-- Aim of the task --
Find every line below where the string "JSON" shows up, and copy those lines.

Records from a dataset:
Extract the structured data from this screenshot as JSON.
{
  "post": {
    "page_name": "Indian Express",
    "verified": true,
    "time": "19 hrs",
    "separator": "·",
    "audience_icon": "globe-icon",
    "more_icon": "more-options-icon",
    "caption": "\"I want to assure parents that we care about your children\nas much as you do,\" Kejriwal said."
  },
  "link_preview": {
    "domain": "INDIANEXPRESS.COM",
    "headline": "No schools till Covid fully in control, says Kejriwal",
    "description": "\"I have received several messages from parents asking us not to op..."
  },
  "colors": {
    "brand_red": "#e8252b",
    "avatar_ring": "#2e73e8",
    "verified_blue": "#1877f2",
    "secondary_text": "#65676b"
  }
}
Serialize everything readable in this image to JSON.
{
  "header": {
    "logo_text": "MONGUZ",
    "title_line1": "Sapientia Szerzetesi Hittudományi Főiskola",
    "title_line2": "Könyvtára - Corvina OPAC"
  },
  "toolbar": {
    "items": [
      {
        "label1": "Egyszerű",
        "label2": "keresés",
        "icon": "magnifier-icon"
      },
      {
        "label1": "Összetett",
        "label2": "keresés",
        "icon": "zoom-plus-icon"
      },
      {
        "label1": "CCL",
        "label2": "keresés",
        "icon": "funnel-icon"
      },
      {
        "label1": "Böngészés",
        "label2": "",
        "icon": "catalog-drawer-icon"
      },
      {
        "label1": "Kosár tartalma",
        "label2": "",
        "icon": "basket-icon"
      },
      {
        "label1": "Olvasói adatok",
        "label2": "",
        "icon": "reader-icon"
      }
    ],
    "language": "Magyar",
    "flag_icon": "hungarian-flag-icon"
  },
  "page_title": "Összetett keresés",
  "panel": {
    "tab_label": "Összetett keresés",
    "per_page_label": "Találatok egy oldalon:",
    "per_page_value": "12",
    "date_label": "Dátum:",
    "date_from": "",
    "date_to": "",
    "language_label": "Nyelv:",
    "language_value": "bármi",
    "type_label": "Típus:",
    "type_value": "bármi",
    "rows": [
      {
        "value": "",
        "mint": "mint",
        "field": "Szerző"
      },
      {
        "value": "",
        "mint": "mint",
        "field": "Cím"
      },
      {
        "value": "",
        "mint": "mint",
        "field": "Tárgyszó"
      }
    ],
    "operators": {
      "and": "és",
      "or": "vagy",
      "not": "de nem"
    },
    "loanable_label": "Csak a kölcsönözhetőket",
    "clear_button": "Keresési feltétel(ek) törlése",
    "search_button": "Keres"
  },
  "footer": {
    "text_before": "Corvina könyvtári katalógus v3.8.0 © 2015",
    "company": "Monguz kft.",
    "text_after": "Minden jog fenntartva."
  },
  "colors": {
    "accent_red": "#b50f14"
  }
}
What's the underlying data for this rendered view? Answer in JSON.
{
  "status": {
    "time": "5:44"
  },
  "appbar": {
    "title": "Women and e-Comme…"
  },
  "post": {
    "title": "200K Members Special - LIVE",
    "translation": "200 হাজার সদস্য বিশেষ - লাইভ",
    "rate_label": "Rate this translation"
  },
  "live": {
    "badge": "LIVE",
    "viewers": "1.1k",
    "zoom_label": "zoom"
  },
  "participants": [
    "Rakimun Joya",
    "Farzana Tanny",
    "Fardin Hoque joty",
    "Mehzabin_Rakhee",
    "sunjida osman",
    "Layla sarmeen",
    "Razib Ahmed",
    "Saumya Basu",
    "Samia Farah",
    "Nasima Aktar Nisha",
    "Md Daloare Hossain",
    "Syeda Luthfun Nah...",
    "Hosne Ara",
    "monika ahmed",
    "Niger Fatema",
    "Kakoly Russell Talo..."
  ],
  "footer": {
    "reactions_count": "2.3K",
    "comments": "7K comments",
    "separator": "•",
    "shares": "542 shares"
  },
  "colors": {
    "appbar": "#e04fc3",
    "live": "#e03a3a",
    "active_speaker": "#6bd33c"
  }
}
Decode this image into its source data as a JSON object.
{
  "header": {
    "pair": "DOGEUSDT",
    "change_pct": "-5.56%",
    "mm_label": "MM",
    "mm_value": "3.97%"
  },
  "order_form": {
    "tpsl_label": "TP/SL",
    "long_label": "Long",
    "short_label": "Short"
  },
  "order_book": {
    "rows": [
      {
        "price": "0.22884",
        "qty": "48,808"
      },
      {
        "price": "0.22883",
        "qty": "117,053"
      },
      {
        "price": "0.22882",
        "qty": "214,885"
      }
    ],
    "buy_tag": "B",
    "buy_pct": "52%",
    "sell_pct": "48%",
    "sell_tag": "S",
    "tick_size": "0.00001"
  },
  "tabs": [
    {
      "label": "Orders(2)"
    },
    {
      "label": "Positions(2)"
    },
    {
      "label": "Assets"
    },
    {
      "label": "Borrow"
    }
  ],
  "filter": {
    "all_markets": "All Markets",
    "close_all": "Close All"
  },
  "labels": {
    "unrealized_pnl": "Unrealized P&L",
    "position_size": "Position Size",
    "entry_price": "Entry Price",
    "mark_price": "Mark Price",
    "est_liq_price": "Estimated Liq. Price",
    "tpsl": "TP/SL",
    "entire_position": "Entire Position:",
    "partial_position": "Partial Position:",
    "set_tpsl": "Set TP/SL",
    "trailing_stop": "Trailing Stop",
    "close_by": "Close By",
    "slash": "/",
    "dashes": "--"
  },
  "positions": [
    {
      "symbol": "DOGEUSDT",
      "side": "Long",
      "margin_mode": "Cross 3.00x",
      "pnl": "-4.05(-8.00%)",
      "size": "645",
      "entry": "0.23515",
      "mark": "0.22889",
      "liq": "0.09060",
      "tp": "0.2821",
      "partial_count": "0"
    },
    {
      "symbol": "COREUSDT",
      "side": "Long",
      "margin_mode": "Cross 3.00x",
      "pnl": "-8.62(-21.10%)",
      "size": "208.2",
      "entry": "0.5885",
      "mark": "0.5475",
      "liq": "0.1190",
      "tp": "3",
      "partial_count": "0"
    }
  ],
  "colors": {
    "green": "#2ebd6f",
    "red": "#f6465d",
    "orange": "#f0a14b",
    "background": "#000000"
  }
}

-- Exercise result --
Extract the structured data from this screenshot as JSON.
Serialize everything readable in this image to JSON.
What's the underlying data for this rendered view? Answer in JSON.
Decode this image into its source data as a JSON object.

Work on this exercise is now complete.